WORK TO BE COMPLETED - Write all of the entries again. Keep them exactly as they are.

▼▼▼

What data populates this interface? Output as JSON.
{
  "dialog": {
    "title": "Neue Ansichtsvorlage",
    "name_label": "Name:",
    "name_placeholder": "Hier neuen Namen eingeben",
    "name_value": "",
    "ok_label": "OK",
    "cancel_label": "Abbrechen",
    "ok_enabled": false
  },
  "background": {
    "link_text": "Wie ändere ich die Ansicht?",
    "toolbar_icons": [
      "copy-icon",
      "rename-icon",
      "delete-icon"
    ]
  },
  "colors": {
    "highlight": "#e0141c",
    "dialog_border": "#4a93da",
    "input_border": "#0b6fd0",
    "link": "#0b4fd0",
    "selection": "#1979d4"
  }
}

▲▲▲

SOLUTION FOR THIS TASK -
What data populates this interface? Output as JSON.
{
  "dialog": {
    "title": "Neue Ansichtsvorlage",
    "name_label": "Name:",
    "name_placeholder": "Hier neuen Namen eingeben",
    "name_value": "",
    "ok_label": "OK",
    "cancel_label": "Abbrechen",
    "ok_enabled": false
  },
  "background": {
    "link_text": "Wie ändere ich die Ansicht?",
    "toolbar_icons": [
      "copy-icon",
      "rename-icon",
      "delete-icon"
    ]
  },
  "colors": {
    "highlight": "#e0141c",
    "dialog_border": "#4a93da",
    "input_border": "#0b6fd0",
    "link": "#0b4fd0",
    "selection": "#1979d4"
  }
}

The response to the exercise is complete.